** Description of the task **
Where a line of the entries holds the string "JSON", copy that line.

Listed entries START

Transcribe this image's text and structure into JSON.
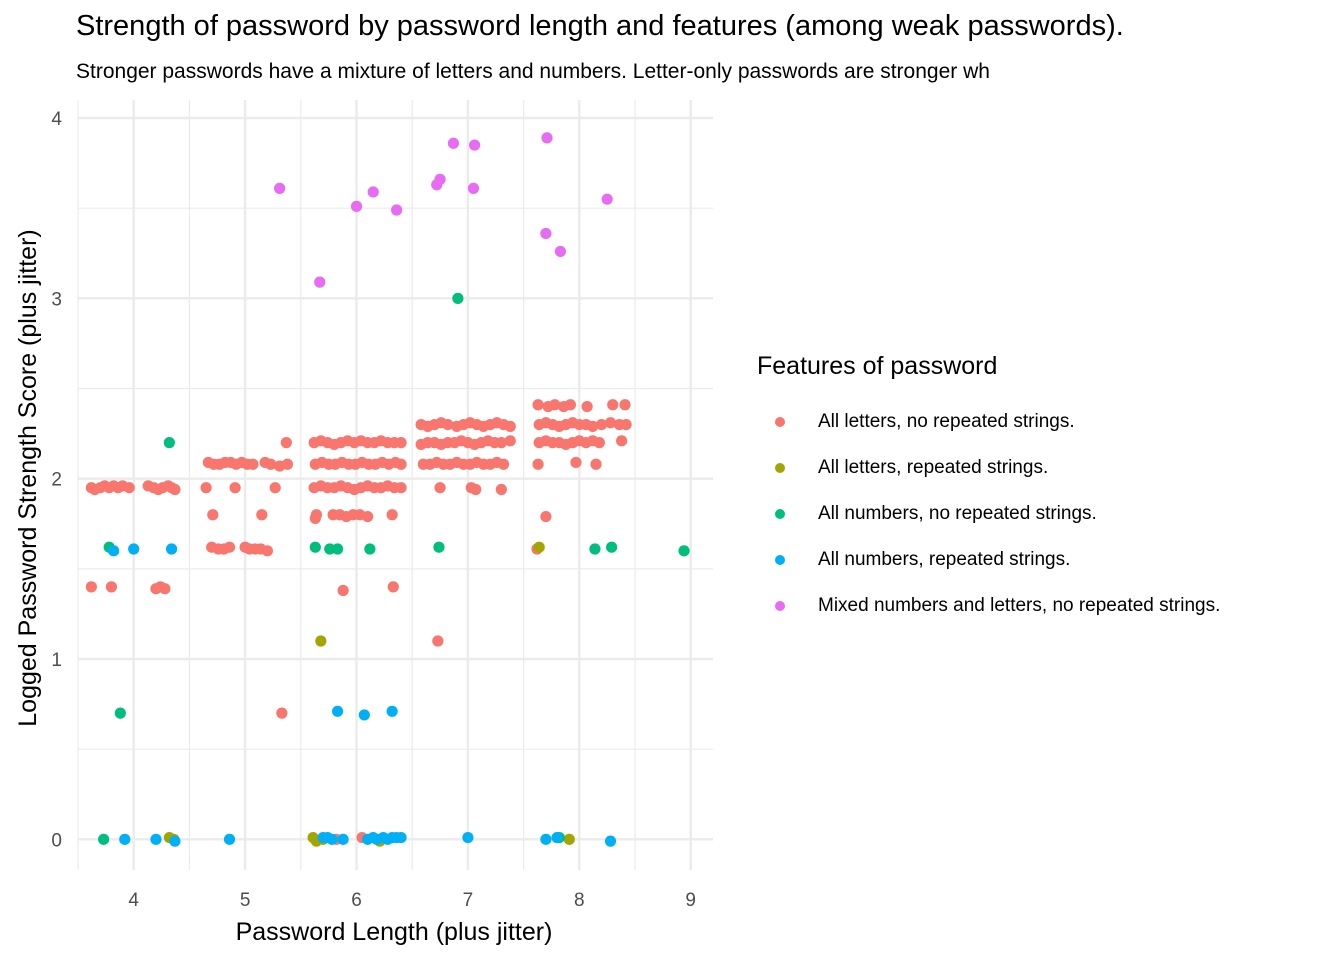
{
  "chart_data": {
    "type": "scatter",
    "title": "Strength of password by password length and features (among weak passwords).",
    "subtitle": "Stronger passwords have a mixture of letters and numbers. Letter-only passwords are stronger wh",
    "xlabel": "Password Length (plus jitter)",
    "ylabel": "Logged Password Strength Score (plus jitter)",
    "xlim": [
      3.5,
      9.2
    ],
    "ylim": [
      -0.17,
      4.1
    ],
    "xticks": [
      4,
      5,
      6,
      7,
      8,
      9
    ],
    "yticks": [
      0,
      1,
      2,
      3,
      4
    ],
    "grid": true,
    "legend_title": "Features of password",
    "legend_position": "right",
    "series": [
      {
        "name": "All letters, no repeated strings.",
        "color": "#F8766D",
        "points": [
          [
            3.62,
            1.95
          ],
          [
            3.65,
            1.94
          ],
          [
            3.7,
            1.95
          ],
          [
            3.74,
            1.96
          ],
          [
            3.78,
            1.95
          ],
          [
            3.82,
            1.96
          ],
          [
            3.86,
            1.95
          ],
          [
            3.9,
            1.96
          ],
          [
            3.96,
            1.95
          ],
          [
            4.13,
            1.96
          ],
          [
            4.18,
            1.95
          ],
          [
            4.22,
            1.94
          ],
          [
            4.26,
            1.95
          ],
          [
            4.31,
            1.96
          ],
          [
            4.34,
            1.95
          ],
          [
            4.37,
            1.94
          ],
          [
            3.62,
            1.4
          ],
          [
            3.8,
            1.4
          ],
          [
            4.2,
            1.39
          ],
          [
            4.24,
            1.4
          ],
          [
            4.28,
            1.39
          ],
          [
            4.67,
            2.09
          ],
          [
            4.72,
            2.08
          ],
          [
            4.77,
            2.08
          ],
          [
            4.82,
            2.09
          ],
          [
            4.87,
            2.09
          ],
          [
            4.92,
            2.08
          ],
          [
            4.97,
            2.09
          ],
          [
            5.02,
            2.08
          ],
          [
            5.07,
            2.08
          ],
          [
            5.18,
            2.09
          ],
          [
            5.23,
            2.08
          ],
          [
            5.31,
            2.07
          ],
          [
            5.38,
            2.08
          ],
          [
            4.65,
            1.95
          ],
          [
            4.91,
            1.95
          ],
          [
            5.27,
            1.95
          ],
          [
            4.71,
            1.8
          ],
          [
            5.15,
            1.8
          ],
          [
            4.7,
            1.62
          ],
          [
            4.76,
            1.61
          ],
          [
            4.81,
            1.61
          ],
          [
            4.86,
            1.62
          ],
          [
            5.0,
            1.62
          ],
          [
            5.04,
            1.61
          ],
          [
            5.09,
            1.61
          ],
          [
            5.14,
            1.61
          ],
          [
            5.2,
            1.6
          ],
          [
            5.37,
            2.2
          ],
          [
            5.33,
            0.7
          ],
          [
            5.88,
            1.38
          ],
          [
            6.33,
            1.4
          ],
          [
            5.62,
            2.2
          ],
          [
            5.68,
            2.21
          ],
          [
            5.74,
            2.2
          ],
          [
            5.8,
            2.19
          ],
          [
            5.86,
            2.2
          ],
          [
            5.92,
            2.21
          ],
          [
            5.98,
            2.2
          ],
          [
            6.04,
            2.21
          ],
          [
            6.1,
            2.2
          ],
          [
            6.16,
            2.2
          ],
          [
            6.22,
            2.21
          ],
          [
            6.28,
            2.2
          ],
          [
            6.34,
            2.2
          ],
          [
            6.4,
            2.2
          ],
          [
            5.63,
            2.08
          ],
          [
            5.69,
            2.09
          ],
          [
            5.75,
            2.08
          ],
          [
            5.81,
            2.08
          ],
          [
            5.87,
            2.09
          ],
          [
            5.93,
            2.08
          ],
          [
            5.99,
            2.08
          ],
          [
            6.05,
            2.09
          ],
          [
            6.11,
            2.08
          ],
          [
            6.17,
            2.08
          ],
          [
            6.23,
            2.09
          ],
          [
            6.29,
            2.08
          ],
          [
            6.35,
            2.09
          ],
          [
            6.4,
            2.08
          ],
          [
            5.62,
            1.95
          ],
          [
            5.68,
            1.96
          ],
          [
            5.74,
            1.95
          ],
          [
            5.8,
            1.95
          ],
          [
            5.86,
            1.96
          ],
          [
            5.92,
            1.95
          ],
          [
            5.98,
            1.94
          ],
          [
            6.04,
            1.95
          ],
          [
            6.1,
            1.96
          ],
          [
            6.16,
            1.95
          ],
          [
            6.22,
            1.95
          ],
          [
            6.28,
            1.96
          ],
          [
            6.34,
            1.95
          ],
          [
            6.4,
            1.95
          ],
          [
            5.64,
            1.8
          ],
          [
            5.79,
            1.8
          ],
          [
            5.85,
            1.8
          ],
          [
            5.91,
            1.79
          ],
          [
            5.97,
            1.8
          ],
          [
            6.03,
            1.8
          ],
          [
            6.1,
            1.79
          ],
          [
            6.32,
            1.8
          ],
          [
            5.63,
            1.78
          ],
          [
            5.82,
            0.0
          ],
          [
            6.05,
            0.01
          ],
          [
            6.2,
            0.0
          ],
          [
            6.58,
            2.3
          ],
          [
            6.64,
            2.29
          ],
          [
            6.7,
            2.3
          ],
          [
            6.76,
            2.31
          ],
          [
            6.82,
            2.3
          ],
          [
            6.9,
            2.29
          ],
          [
            6.96,
            2.3
          ],
          [
            7.02,
            2.31
          ],
          [
            7.08,
            2.3
          ],
          [
            7.14,
            2.29
          ],
          [
            7.2,
            2.3
          ],
          [
            7.26,
            2.31
          ],
          [
            7.32,
            2.3
          ],
          [
            7.38,
            2.29
          ],
          [
            6.58,
            2.19
          ],
          [
            6.64,
            2.2
          ],
          [
            6.7,
            2.2
          ],
          [
            6.76,
            2.19
          ],
          [
            6.82,
            2.2
          ],
          [
            6.88,
            2.2
          ],
          [
            6.94,
            2.21
          ],
          [
            7.0,
            2.2
          ],
          [
            7.06,
            2.19
          ],
          [
            7.12,
            2.2
          ],
          [
            7.18,
            2.21
          ],
          [
            7.24,
            2.2
          ],
          [
            7.3,
            2.2
          ],
          [
            7.38,
            2.21
          ],
          [
            6.6,
            2.08
          ],
          [
            6.66,
            2.08
          ],
          [
            6.72,
            2.09
          ],
          [
            6.78,
            2.08
          ],
          [
            6.84,
            2.08
          ],
          [
            6.9,
            2.09
          ],
          [
            6.96,
            2.08
          ],
          [
            7.02,
            2.08
          ],
          [
            7.08,
            2.09
          ],
          [
            7.14,
            2.08
          ],
          [
            7.2,
            2.08
          ],
          [
            7.26,
            2.09
          ],
          [
            7.32,
            2.08
          ],
          [
            6.75,
            1.95
          ],
          [
            7.03,
            1.95
          ],
          [
            7.07,
            1.94
          ],
          [
            7.3,
            1.94
          ],
          [
            6.73,
            1.1
          ],
          [
            7.63,
            2.41
          ],
          [
            7.72,
            2.4
          ],
          [
            7.78,
            2.41
          ],
          [
            7.86,
            2.4
          ],
          [
            7.92,
            2.41
          ],
          [
            8.07,
            2.4
          ],
          [
            8.3,
            2.41
          ],
          [
            8.41,
            2.41
          ],
          [
            7.64,
            2.3
          ],
          [
            7.7,
            2.31
          ],
          [
            7.76,
            2.3
          ],
          [
            7.82,
            2.29
          ],
          [
            7.88,
            2.3
          ],
          [
            7.94,
            2.31
          ],
          [
            8.0,
            2.3
          ],
          [
            8.06,
            2.3
          ],
          [
            8.12,
            2.29
          ],
          [
            8.2,
            2.3
          ],
          [
            8.28,
            2.31
          ],
          [
            8.36,
            2.3
          ],
          [
            8.42,
            2.3
          ],
          [
            7.64,
            2.2
          ],
          [
            7.7,
            2.21
          ],
          [
            7.76,
            2.2
          ],
          [
            7.82,
            2.2
          ],
          [
            7.88,
            2.19
          ],
          [
            7.94,
            2.2
          ],
          [
            8.0,
            2.21
          ],
          [
            8.06,
            2.2
          ],
          [
            8.12,
            2.21
          ],
          [
            8.18,
            2.2
          ],
          [
            8.38,
            2.21
          ],
          [
            7.63,
            2.08
          ],
          [
            7.97,
            2.09
          ],
          [
            8.15,
            2.08
          ],
          [
            7.7,
            1.79
          ],
          [
            7.62,
            1.61
          ]
        ]
      },
      {
        "name": "All letters, repeated strings.",
        "color": "#A3A500",
        "points": [
          [
            4.32,
            0.01
          ],
          [
            4.36,
            0.0
          ],
          [
            5.61,
            0.01
          ],
          [
            5.64,
            -0.01
          ],
          [
            5.7,
            0.0
          ],
          [
            5.68,
            1.1
          ],
          [
            6.21,
            -0.01
          ],
          [
            7.64,
            1.62
          ],
          [
            7.91,
            0.0
          ]
        ]
      },
      {
        "name": "All numbers, no repeated strings.",
        "color": "#00BF7D",
        "points": [
          [
            3.78,
            1.62
          ],
          [
            4.32,
            2.2
          ],
          [
            3.88,
            0.7
          ],
          [
            3.73,
            0.0
          ],
          [
            5.63,
            1.62
          ],
          [
            5.76,
            1.61
          ],
          [
            5.83,
            1.61
          ],
          [
            6.12,
            1.61
          ],
          [
            6.74,
            1.62
          ],
          [
            6.91,
            3.0
          ],
          [
            7.82,
            0.01
          ],
          [
            8.14,
            1.61
          ],
          [
            8.29,
            1.62
          ],
          [
            8.94,
            1.6
          ]
        ]
      },
      {
        "name": "All numbers, repeated strings.",
        "color": "#00B0F6",
        "points": [
          [
            3.82,
            1.6
          ],
          [
            4.0,
            1.61
          ],
          [
            4.34,
            1.61
          ],
          [
            3.92,
            0.0
          ],
          [
            4.2,
            0.0
          ],
          [
            4.37,
            -0.01
          ],
          [
            4.86,
            0.0
          ],
          [
            5.7,
            0.01
          ],
          [
            5.74,
            0.01
          ],
          [
            5.78,
            0.0
          ],
          [
            5.88,
            0.0
          ],
          [
            5.83,
            0.71
          ],
          [
            6.07,
            0.69
          ],
          [
            6.32,
            0.71
          ],
          [
            6.1,
            0.0
          ],
          [
            6.15,
            0.01
          ],
          [
            6.18,
            0.0
          ],
          [
            6.24,
            0.01
          ],
          [
            6.28,
            0.0
          ],
          [
            6.32,
            0.01
          ],
          [
            6.36,
            0.01
          ],
          [
            6.4,
            0.01
          ],
          [
            7.0,
            0.01
          ],
          [
            7.7,
            0.0
          ],
          [
            7.8,
            0.01
          ],
          [
            8.28,
            -0.01
          ]
        ]
      },
      {
        "name": "Mixed numbers and letters, no repeated strings.",
        "color": "#E76BF3",
        "points": [
          [
            5.31,
            3.61
          ],
          [
            5.67,
            3.09
          ],
          [
            6.0,
            3.51
          ],
          [
            6.15,
            3.59
          ],
          [
            6.36,
            3.49
          ],
          [
            6.72,
            3.63
          ],
          [
            6.75,
            3.66
          ],
          [
            6.87,
            3.86
          ],
          [
            7.05,
            3.61
          ],
          [
            7.06,
            3.85
          ],
          [
            7.71,
            3.89
          ],
          [
            7.7,
            3.36
          ],
          [
            7.83,
            3.26
          ],
          [
            8.25,
            3.55
          ]
        ]
      }
    ]
  }
}
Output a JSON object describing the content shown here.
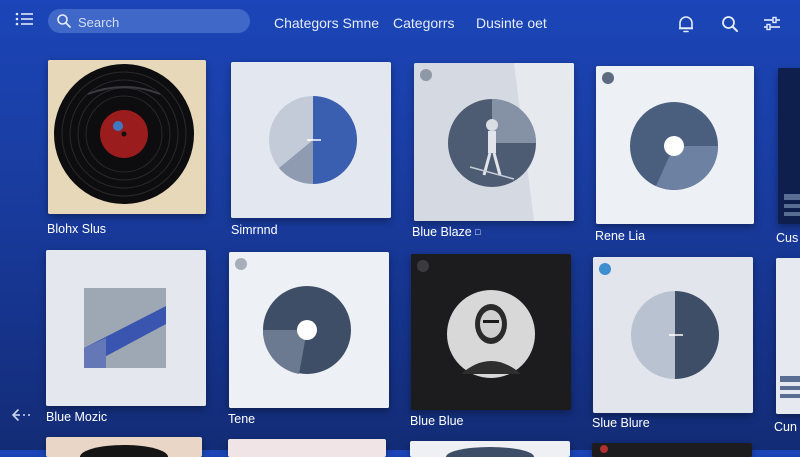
{
  "search": {
    "placeholder": "Search"
  },
  "nav": {
    "link_1": "Chategors Smne",
    "link_2": "Categorrs",
    "link_3": "Dusinte oet"
  },
  "icons": {
    "menu": "menu-icon",
    "search": "search-icon",
    "bell": "bell-icon",
    "header_search": "search-icon",
    "filters": "sliders-icon",
    "back": "back-arrow-icon"
  },
  "colors": {
    "background": "#1a3fa6",
    "search_bg": "#3f68c9",
    "accent_blue": "#3a5fb0",
    "disc_dark": "#4a5e7e"
  },
  "grid": {
    "row1": [
      {
        "label": "Blohx Slus"
      },
      {
        "label": "Simrnnd"
      },
      {
        "label": "Blue Blaze",
        "badge": "□"
      },
      {
        "label": "Rene Lia"
      },
      {
        "label": "Cus"
      }
    ],
    "row2": [
      {
        "label": "Blue Mozic"
      },
      {
        "label": "Tene"
      },
      {
        "label": "Blue Blue"
      },
      {
        "label": "Slue Blure"
      },
      {
        "label": "Cun"
      }
    ]
  }
}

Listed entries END

** Reply to the exercise **
Transcribe this image's text and structure into JSON.
Output a JSON object describing the content shown here.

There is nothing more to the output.